Food Pays in UK Garden Centers
In the United Kingdom, garden centers are diversified. Historically, loan institutions in the UK were wary of loaning money to seasonal business operations like plant sales, and Christmas trees. So, the plant industry began to slowly introducing non-plant products that sell year-round to even out their revenue flow. This included holiday decorations, pet supplies, perfume, and greeting cards. Today, nearly all garden centers in England sell food to increase their revenue.
Guy Topping, Managing Director, at Barton Grange Garden Center, Preston, UK admitted that their plant sales are actually 10% of their total sales. This is nothing new, food has been a staple in UK garden centers for many years. It is offered as either a catering option or in a food hall inside the store. Originally, the local pub and garden centers were the place to get your tea and scones before fast food stores arrived. Now the food hall has transitioned in to the formal restaurant serving breakfast, lunch and dinner.
Warren Haskins, (Chairman, Haskins Garden Center, Ferndown, UK) admits their restaurants bring customers in. If closed, he estimated that sales in the garden center would drop by 20% or more. The industry admits that the catering food option is more difficult to control. Available staffing, poor social media feedback and day-to-day operation of the business can be challenging.
If you travel to England today, you will see the food hall offers produce, a butcher shop, savory pies, baked pastries and even gelato. According to Topping, “Food-related products accounts for 60% of their sales.” He goes on to say “The British housewife’s appetite for cake and coffee is insatiable.”
Florida ‘Food for Thought’
I find this to hold true in Florida as well. Most people will travel an average of 20 miles to indulge in a delicious pastry or dessert. Food seems to be a key component when you look at Florida commercial farm operations that serve the public.
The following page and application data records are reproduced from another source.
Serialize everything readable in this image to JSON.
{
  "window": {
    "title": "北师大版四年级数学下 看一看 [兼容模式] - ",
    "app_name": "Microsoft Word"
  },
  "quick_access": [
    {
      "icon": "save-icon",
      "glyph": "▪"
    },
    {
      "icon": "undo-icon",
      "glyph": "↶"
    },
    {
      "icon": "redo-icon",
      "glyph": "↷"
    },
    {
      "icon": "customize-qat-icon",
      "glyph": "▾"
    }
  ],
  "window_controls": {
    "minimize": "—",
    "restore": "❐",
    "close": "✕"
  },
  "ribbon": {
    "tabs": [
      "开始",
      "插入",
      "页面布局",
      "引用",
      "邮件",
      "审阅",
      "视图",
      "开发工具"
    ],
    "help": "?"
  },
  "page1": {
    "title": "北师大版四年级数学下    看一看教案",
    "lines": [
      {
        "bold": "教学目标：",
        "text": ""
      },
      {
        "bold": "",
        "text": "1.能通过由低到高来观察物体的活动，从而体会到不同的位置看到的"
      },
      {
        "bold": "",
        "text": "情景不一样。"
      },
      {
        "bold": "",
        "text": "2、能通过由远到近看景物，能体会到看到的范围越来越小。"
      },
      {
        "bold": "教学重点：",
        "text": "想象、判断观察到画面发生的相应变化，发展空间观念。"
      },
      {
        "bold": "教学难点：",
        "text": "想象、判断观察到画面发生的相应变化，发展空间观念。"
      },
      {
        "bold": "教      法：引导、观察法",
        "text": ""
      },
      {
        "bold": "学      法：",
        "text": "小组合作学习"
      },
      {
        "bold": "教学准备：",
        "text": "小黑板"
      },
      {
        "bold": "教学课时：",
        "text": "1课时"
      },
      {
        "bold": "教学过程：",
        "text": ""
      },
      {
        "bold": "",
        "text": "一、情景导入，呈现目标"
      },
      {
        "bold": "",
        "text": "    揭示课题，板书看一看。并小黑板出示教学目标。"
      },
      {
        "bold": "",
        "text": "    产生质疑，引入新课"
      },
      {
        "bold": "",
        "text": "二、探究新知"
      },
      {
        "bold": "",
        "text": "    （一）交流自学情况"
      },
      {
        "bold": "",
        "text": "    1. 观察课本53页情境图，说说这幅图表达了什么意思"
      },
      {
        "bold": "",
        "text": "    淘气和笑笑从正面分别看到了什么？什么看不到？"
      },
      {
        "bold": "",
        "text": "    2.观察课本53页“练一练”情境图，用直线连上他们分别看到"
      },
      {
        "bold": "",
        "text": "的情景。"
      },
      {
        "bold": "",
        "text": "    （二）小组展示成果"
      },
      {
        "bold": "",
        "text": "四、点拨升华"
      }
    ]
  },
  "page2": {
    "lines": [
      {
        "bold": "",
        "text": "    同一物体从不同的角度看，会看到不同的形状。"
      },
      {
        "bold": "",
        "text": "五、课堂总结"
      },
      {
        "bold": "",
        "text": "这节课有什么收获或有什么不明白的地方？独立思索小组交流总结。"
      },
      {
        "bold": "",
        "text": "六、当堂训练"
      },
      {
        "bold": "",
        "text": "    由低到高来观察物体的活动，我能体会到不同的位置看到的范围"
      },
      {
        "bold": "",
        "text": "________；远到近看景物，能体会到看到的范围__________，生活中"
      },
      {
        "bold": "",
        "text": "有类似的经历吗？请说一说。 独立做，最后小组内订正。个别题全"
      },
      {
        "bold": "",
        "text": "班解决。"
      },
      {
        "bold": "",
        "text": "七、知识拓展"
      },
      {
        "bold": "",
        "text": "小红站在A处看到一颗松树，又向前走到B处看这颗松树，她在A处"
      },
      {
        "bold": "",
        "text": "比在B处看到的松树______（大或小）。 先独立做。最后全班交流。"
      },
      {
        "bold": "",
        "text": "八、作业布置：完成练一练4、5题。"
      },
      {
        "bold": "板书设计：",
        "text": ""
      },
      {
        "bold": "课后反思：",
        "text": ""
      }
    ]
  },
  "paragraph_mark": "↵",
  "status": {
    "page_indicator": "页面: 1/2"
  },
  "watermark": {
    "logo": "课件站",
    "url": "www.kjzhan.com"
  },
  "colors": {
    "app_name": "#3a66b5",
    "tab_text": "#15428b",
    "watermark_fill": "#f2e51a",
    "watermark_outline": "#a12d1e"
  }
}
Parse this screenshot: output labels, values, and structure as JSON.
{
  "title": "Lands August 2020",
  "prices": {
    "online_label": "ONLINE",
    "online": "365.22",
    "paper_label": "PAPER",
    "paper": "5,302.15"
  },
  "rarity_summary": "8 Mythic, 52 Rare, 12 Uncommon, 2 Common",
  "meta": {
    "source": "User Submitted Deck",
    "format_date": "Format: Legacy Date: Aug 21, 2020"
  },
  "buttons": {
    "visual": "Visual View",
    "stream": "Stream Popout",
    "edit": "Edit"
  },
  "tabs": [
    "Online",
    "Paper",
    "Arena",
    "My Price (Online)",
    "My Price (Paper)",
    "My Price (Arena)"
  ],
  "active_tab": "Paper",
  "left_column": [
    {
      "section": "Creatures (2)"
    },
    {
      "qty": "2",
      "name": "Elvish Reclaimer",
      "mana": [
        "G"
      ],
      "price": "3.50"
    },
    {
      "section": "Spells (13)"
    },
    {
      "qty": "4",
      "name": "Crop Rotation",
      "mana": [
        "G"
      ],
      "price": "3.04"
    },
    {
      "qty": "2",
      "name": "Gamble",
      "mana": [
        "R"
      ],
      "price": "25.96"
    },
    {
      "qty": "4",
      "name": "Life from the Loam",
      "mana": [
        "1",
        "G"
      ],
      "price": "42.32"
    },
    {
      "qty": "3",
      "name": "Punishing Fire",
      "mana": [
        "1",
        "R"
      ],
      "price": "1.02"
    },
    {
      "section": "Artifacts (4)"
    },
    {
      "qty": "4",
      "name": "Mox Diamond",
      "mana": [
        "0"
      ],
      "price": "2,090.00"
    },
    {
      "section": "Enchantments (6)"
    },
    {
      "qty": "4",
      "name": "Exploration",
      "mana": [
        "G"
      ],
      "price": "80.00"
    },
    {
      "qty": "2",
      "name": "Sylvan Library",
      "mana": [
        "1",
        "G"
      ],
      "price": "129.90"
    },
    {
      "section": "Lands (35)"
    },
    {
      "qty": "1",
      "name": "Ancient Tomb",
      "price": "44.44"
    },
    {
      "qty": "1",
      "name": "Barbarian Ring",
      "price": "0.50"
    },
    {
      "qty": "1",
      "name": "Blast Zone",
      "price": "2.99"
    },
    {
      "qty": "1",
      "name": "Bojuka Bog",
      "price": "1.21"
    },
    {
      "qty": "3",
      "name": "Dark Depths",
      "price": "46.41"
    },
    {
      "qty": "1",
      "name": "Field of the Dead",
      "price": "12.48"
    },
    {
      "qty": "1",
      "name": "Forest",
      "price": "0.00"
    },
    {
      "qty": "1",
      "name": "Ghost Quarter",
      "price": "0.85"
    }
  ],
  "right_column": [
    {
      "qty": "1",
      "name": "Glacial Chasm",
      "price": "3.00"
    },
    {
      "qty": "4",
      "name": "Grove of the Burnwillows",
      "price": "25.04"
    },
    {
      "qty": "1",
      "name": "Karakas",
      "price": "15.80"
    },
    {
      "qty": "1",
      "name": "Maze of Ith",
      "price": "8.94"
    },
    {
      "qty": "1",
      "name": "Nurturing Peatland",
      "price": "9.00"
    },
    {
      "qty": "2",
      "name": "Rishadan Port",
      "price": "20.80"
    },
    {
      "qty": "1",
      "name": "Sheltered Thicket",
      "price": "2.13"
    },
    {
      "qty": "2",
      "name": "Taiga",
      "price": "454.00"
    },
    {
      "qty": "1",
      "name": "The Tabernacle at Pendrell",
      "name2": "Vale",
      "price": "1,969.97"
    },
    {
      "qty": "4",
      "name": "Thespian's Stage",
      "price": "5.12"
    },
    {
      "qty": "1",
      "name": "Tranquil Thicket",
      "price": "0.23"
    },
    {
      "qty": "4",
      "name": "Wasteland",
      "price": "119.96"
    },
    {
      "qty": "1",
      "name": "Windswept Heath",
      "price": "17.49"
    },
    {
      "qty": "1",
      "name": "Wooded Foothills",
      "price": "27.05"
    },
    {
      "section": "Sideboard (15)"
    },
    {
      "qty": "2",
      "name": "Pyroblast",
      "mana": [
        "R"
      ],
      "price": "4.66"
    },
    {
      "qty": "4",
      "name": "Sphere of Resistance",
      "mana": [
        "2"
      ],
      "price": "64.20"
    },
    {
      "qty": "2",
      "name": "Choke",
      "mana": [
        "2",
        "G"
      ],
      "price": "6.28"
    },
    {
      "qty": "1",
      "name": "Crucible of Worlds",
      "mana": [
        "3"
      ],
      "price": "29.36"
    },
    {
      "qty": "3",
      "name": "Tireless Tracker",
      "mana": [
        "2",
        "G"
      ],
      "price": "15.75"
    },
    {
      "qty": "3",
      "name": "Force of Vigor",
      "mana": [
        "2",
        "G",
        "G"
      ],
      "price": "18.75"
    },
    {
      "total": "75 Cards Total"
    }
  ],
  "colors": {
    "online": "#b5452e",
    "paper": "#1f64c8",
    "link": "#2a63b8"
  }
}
Drinks, desserts or food options entice the customers to expand their ‘insatiable appetite’ while increasing revenue.
Although we don’t see this diversification in Florida garden centers, perhaps this trend will expand in plant operations in the future.